-- MATERIAL PROVIDED follows --

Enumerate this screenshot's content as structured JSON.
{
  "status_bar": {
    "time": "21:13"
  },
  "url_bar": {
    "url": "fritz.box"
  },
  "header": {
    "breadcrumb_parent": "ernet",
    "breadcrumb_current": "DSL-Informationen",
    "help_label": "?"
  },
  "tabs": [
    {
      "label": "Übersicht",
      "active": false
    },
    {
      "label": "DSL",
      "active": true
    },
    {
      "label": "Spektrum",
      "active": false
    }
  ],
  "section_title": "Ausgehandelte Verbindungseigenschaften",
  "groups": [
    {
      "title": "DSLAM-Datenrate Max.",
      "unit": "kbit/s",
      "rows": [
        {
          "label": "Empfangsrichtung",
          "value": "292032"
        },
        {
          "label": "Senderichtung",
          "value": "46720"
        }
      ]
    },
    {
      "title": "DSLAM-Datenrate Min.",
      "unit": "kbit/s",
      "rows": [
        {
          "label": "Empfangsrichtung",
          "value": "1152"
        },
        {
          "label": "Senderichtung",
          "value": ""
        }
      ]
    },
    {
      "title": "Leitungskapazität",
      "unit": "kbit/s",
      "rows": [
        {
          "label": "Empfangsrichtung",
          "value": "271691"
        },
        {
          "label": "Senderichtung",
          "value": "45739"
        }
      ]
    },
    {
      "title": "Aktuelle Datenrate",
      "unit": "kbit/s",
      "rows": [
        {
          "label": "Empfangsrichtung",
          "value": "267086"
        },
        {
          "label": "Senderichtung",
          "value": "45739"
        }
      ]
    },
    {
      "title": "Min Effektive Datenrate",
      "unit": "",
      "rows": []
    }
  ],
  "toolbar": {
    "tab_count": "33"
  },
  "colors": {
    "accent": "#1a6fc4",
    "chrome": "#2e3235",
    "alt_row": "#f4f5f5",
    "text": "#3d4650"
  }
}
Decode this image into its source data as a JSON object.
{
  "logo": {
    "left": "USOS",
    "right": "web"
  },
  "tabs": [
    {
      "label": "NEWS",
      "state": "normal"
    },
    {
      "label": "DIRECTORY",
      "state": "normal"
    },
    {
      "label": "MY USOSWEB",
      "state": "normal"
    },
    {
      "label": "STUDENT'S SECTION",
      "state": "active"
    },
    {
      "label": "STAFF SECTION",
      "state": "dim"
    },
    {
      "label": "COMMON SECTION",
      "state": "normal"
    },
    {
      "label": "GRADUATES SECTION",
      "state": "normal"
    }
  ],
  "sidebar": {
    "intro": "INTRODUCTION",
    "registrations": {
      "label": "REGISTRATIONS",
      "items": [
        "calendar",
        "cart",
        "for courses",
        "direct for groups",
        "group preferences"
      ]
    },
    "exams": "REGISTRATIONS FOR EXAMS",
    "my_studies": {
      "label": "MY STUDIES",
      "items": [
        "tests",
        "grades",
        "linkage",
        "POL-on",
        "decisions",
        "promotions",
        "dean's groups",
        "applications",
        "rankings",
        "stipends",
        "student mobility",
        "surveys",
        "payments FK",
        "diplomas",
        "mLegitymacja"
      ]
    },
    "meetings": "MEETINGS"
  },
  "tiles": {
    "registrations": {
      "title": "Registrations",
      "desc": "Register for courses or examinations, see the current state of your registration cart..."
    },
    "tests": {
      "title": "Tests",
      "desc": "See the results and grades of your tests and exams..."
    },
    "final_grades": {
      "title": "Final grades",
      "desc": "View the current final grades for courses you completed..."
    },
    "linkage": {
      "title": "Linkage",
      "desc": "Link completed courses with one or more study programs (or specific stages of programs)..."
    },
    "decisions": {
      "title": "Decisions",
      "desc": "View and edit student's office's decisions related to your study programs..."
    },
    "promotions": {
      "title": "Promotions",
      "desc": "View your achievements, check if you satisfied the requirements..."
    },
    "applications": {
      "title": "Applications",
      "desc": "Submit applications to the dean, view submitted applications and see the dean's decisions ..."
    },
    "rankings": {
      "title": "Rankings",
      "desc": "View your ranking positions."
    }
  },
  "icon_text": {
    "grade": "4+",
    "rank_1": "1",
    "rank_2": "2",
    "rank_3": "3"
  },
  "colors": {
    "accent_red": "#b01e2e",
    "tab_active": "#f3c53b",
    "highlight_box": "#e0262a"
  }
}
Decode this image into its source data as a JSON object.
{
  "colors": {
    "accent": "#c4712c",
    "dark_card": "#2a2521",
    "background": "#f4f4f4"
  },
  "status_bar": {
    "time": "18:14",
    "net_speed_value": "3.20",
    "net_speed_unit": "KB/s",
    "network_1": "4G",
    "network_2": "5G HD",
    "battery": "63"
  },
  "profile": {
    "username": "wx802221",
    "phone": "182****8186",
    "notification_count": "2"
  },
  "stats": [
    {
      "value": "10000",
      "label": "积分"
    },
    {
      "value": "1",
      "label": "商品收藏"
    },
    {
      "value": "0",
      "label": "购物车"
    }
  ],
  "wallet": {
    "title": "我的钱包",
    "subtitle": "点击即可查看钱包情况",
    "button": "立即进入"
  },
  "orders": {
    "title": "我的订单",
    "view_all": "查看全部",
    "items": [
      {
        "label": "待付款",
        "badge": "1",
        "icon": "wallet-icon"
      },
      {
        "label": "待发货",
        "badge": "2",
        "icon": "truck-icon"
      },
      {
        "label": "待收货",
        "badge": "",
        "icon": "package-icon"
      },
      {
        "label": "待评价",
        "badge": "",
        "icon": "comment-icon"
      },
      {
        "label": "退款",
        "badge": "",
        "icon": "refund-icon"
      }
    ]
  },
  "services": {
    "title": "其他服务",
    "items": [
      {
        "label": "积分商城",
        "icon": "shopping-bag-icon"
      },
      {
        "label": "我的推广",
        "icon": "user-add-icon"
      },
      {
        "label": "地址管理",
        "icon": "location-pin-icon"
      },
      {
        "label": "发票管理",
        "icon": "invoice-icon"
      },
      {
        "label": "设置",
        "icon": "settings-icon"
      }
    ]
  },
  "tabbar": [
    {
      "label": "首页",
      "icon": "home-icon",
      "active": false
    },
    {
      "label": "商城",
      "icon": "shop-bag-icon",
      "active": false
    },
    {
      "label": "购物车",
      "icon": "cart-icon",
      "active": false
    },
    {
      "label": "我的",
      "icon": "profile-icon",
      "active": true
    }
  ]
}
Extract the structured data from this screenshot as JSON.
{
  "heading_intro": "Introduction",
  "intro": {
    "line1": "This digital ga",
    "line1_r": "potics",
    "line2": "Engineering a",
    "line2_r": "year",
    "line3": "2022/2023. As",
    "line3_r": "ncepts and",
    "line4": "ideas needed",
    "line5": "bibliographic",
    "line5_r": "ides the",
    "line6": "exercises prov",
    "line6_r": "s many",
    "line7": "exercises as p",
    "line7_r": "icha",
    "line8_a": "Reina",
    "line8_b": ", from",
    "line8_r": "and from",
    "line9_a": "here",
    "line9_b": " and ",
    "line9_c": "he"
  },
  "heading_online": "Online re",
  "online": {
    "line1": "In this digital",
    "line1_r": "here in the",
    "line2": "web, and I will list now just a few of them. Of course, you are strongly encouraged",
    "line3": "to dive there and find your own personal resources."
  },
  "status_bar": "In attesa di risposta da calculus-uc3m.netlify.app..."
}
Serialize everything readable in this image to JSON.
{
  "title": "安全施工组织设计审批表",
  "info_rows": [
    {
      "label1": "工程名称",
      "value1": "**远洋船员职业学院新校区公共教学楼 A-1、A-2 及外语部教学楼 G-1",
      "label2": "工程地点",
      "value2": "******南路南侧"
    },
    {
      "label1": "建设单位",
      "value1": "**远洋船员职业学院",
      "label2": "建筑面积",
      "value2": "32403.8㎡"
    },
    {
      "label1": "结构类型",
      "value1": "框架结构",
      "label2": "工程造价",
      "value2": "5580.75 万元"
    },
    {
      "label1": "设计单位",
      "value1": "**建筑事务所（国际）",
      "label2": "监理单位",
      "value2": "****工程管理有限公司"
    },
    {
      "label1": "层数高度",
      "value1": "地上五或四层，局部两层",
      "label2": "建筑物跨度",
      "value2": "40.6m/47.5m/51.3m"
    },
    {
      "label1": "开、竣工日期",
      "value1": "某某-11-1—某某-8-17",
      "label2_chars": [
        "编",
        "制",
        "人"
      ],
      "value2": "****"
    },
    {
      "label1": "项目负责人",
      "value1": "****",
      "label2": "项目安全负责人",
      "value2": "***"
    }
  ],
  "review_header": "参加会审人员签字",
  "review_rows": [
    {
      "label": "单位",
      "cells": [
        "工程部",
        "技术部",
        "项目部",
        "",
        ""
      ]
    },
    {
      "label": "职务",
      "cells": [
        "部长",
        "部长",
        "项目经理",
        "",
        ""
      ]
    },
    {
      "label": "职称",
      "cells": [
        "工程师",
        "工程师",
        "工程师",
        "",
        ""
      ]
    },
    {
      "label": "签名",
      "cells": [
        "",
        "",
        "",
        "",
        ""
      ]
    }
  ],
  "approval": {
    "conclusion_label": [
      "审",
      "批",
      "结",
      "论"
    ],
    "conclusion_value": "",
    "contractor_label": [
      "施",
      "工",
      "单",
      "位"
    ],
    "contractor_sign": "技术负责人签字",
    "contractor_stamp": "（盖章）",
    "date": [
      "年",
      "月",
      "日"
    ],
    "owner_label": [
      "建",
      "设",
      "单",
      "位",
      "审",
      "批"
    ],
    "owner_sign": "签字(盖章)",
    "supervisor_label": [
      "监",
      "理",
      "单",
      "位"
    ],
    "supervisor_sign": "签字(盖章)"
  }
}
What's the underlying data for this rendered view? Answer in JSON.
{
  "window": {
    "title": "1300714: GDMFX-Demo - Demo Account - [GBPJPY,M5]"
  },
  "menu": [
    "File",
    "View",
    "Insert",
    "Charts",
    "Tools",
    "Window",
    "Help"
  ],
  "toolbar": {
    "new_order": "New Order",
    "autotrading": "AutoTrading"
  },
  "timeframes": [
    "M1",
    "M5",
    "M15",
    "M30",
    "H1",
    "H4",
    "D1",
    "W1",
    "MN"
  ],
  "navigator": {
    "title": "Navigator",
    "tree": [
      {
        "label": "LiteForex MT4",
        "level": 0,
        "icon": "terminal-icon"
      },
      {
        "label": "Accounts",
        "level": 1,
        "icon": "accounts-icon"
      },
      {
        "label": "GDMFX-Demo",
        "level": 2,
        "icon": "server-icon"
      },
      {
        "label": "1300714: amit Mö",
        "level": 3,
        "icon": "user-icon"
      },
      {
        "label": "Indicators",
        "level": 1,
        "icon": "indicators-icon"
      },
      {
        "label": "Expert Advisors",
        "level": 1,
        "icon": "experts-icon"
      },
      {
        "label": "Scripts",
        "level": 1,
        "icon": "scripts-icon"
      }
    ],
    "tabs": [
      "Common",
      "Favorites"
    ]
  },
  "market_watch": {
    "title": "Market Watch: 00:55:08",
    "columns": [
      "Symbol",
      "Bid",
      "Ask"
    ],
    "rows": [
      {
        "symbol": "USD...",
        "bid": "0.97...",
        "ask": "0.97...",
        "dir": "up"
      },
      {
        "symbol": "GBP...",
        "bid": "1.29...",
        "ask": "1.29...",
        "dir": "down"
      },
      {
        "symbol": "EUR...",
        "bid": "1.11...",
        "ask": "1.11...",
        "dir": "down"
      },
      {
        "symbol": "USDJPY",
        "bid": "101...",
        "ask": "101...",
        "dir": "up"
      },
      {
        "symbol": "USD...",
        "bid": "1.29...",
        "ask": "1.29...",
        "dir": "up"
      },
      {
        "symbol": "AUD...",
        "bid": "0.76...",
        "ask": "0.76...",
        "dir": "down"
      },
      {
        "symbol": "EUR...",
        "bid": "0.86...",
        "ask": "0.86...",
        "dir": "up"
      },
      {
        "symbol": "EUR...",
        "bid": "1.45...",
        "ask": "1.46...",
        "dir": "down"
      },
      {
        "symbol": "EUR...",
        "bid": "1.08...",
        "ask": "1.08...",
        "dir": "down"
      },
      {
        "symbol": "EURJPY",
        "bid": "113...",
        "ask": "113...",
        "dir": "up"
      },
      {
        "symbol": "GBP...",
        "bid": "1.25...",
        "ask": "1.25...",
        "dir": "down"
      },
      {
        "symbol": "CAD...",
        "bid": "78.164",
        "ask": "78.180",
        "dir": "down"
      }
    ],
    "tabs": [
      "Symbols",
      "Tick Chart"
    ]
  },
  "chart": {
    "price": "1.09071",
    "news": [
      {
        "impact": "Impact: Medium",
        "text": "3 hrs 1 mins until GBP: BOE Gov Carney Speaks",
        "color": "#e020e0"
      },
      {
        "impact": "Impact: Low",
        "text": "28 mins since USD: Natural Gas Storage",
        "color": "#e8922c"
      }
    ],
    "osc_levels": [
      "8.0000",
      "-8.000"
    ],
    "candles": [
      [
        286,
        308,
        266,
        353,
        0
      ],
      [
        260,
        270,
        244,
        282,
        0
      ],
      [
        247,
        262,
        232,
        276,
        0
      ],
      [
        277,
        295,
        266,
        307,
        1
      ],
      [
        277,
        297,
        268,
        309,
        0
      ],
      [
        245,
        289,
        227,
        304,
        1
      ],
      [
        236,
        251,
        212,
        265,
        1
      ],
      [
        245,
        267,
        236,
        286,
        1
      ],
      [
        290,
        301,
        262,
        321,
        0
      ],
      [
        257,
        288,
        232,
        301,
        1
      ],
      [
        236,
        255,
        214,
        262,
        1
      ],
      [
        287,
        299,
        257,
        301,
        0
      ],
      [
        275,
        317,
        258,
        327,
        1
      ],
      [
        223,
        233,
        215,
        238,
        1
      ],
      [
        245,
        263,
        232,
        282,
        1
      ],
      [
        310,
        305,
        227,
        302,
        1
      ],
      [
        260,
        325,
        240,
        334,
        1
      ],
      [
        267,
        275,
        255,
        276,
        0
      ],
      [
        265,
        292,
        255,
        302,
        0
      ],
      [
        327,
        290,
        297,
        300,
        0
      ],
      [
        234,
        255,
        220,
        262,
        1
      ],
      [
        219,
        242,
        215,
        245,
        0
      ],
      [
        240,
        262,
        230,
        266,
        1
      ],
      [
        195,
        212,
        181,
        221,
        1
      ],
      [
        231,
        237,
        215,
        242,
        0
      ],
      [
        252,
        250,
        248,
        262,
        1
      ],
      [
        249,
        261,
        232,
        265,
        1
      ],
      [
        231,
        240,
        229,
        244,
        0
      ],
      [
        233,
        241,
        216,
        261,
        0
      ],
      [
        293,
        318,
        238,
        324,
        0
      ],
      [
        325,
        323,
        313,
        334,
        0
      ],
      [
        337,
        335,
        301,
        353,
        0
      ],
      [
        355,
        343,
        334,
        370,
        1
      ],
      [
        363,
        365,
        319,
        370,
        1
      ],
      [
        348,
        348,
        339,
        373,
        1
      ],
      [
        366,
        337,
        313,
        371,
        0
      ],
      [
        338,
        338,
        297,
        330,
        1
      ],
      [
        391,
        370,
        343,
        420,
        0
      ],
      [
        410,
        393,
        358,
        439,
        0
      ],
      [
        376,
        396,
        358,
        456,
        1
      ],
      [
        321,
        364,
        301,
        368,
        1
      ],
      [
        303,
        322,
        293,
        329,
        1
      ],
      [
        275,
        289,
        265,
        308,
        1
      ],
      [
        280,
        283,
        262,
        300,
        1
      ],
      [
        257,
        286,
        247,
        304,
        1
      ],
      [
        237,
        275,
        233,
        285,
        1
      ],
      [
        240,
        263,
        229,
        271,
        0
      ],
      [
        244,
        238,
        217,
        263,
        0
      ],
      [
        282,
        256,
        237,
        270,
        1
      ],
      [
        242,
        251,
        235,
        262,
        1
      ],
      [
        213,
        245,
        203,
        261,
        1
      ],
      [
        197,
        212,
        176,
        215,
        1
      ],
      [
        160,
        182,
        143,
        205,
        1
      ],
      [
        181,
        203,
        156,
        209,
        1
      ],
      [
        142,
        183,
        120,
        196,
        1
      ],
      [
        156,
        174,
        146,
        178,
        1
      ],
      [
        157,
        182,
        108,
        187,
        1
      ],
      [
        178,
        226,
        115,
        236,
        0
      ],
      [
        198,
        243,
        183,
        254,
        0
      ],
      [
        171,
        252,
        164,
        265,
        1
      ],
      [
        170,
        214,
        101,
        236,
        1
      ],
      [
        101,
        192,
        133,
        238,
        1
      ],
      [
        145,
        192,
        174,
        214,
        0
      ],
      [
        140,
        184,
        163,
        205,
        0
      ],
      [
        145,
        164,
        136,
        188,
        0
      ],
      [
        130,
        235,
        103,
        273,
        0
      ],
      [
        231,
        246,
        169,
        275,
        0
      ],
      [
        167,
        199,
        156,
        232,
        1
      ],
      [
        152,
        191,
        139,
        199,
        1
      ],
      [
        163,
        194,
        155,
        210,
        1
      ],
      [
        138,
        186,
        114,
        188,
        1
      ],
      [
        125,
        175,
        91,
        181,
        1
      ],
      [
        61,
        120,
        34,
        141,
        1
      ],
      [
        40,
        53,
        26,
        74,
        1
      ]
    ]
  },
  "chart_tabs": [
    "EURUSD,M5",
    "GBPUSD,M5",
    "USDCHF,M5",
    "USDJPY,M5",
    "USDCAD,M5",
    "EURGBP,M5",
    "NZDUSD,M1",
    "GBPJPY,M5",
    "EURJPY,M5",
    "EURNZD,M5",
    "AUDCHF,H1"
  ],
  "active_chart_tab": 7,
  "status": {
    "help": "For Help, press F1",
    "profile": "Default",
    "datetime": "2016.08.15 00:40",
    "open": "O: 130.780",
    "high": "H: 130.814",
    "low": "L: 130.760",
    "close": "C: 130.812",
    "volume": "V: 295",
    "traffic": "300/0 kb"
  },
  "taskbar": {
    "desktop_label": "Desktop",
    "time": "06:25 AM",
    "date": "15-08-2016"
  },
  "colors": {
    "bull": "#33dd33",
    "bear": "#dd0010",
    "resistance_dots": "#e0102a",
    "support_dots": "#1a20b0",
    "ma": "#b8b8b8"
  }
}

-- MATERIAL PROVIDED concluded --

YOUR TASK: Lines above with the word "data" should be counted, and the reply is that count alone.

ANSWER TO THE PROBLEM: 4